"We're trying to look for some help, but I don't know if we really deserve it to be honest," Richardson said. "It (stinks) to be in the position where you have to rely on other teams to lose and we're not really winning all our games, so what do you expect."
If the Canucks miss the Stanley Cup Playoffs for the first time in six seasons, their record against the Ducks will be a big part of it. Vancouver has been outscored 21-6 while losing all four against Anaheim, including twice in early January during a two-month spiral out of the race.
"We have struggled within our division and the top teams," Canucks coach John Tortorella said. "And that's something as we move forward we've got to find how to play against them."
Tortorella thought the Canucks were doing a better job of it through most of the second period, but an ill-advised cross-ice pass through the neutral zone, followed by a blown defensive coverage left Koivu all alone in the low slot to make it 3-1 with 8:58 left in the period.
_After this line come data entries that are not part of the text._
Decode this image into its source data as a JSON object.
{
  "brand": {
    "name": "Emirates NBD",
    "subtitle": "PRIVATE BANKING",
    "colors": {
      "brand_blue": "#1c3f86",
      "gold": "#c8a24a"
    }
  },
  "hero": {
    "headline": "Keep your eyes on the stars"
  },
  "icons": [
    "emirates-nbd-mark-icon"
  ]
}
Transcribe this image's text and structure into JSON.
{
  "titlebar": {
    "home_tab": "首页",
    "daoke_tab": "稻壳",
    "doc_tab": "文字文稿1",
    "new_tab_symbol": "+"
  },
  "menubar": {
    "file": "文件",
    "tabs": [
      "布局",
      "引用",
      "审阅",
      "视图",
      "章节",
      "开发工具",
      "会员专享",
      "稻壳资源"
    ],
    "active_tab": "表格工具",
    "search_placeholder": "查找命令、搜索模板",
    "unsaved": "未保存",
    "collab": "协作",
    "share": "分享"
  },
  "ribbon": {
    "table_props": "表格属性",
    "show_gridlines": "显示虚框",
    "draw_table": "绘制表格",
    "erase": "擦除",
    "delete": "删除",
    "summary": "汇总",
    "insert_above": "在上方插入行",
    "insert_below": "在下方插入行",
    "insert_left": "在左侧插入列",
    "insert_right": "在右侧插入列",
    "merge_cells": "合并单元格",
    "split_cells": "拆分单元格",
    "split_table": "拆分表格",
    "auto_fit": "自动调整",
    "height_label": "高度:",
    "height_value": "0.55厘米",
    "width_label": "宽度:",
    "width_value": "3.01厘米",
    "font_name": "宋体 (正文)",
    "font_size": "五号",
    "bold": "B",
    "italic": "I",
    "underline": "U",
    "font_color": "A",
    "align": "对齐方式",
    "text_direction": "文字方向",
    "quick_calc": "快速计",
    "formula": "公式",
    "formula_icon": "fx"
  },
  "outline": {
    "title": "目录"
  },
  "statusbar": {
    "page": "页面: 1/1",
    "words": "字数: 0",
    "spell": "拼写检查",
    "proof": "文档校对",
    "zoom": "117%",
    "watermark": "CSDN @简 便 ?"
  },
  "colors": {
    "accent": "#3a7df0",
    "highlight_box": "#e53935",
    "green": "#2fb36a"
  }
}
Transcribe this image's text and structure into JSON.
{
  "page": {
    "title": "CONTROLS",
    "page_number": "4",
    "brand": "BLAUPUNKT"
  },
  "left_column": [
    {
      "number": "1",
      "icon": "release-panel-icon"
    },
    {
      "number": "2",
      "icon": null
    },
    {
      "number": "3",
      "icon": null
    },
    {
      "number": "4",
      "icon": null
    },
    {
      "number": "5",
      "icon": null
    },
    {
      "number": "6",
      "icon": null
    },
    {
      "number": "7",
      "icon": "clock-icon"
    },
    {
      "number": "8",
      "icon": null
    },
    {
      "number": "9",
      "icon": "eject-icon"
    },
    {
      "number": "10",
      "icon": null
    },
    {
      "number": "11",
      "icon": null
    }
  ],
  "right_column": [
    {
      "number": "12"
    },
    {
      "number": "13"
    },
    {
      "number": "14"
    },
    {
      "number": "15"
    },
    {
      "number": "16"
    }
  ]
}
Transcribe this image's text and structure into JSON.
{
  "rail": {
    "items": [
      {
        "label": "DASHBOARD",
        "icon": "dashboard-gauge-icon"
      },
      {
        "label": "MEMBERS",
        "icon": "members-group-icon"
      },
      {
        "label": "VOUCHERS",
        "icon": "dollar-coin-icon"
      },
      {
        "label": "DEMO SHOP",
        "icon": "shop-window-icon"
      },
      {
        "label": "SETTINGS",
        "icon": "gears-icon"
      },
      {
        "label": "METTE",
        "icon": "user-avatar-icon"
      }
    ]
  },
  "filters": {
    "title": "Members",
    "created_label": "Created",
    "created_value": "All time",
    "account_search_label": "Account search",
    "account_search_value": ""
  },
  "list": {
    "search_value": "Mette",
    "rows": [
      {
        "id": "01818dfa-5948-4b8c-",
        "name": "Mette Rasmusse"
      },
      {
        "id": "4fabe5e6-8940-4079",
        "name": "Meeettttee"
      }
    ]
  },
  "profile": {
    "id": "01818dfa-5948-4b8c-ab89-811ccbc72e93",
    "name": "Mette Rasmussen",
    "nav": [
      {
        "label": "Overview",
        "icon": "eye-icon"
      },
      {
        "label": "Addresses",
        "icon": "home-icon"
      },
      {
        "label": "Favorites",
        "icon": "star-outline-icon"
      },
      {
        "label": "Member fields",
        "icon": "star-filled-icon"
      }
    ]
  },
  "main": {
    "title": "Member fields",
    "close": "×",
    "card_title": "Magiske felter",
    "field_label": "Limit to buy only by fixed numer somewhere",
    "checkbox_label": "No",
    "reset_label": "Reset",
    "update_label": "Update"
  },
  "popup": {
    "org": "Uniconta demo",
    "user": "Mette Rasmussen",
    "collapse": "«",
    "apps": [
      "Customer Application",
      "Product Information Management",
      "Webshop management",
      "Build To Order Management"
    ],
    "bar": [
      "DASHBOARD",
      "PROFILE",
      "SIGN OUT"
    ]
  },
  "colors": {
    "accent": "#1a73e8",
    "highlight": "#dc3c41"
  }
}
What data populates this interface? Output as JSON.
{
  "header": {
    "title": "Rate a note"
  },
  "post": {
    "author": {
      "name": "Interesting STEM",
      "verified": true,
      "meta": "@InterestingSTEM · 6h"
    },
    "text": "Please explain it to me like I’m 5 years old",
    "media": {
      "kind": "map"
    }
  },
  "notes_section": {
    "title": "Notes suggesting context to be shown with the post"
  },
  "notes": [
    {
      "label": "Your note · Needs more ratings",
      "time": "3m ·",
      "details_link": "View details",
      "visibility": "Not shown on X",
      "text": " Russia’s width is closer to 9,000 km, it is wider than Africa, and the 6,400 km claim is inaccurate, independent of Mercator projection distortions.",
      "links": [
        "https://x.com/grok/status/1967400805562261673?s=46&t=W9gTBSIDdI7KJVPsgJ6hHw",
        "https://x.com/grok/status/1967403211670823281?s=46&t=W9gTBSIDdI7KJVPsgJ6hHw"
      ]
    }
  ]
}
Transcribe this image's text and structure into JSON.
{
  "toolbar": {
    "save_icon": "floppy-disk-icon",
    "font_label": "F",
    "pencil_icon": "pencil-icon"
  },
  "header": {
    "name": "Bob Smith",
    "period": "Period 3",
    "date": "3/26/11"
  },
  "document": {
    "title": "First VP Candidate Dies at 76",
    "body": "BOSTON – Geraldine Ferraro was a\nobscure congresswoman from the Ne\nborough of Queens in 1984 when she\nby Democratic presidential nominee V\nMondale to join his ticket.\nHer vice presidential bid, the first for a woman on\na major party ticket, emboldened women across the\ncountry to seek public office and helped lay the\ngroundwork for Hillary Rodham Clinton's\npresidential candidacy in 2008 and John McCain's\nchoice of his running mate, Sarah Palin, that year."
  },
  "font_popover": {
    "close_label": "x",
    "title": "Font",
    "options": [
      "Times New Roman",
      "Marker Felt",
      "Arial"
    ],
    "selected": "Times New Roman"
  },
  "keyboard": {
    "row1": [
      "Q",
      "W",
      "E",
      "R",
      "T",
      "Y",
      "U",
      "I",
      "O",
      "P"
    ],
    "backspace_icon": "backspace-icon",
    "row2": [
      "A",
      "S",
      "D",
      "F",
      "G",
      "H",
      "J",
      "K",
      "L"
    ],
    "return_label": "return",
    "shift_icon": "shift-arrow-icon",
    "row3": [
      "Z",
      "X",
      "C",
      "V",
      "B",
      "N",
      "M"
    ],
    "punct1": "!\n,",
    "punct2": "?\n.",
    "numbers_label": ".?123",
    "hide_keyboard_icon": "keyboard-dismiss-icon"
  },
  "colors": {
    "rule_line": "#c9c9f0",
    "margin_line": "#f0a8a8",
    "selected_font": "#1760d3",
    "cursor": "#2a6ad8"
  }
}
"With some opportunities we had and we don't score and then they score their third one, really on a nothing play," Tortorella said. "That team, it doesn't take them many chances to score. That third goal hurt us. It just seemed to take the wind out of our sails a bit."
Despite playing the night before, Anaheim scored twice early.
Sbisa opened the scoring 7:36 in with his first goal of the season and first in 42 games dating back to March 12, 2013. The defenseman's point shot through traffic appeared to hit a leg in front and dipped between the legs of Lack, who was screened by Kyle Palmieri.
Beleskey doubled the lead two shifts later, driving to the net after his first shot was blocked and getting a nifty between-the-legs pass back from Rickard Rakell that left Beleskey with an empty net.
Richardson, who was robbed by Andersen with the paddle of his stick on a shorthanded chance in alone earlier in the period, put the Canucks on the board two-and-a-half minutes later. But after giving up Koivu's goal against the flow play in the second, Perry erased any lingering doubts in the third period.
After hitting each post behind Lack in the first period, Perry converted his own rebound as he spun through the crease 6:45 into the third period. It was the second goal in seven games for Perry, who leads the Ducks and is tied for second in the NHL with 38. Perry then set up Perreault for his sixth goal in the past eight games.
"When we have four lines scoring, it makes our team difficult to play against," Koivu said. "At the end it doesn't really matter if you finish first or second, if you want to make some push in the playoffs you have to get your own game where you want it to be."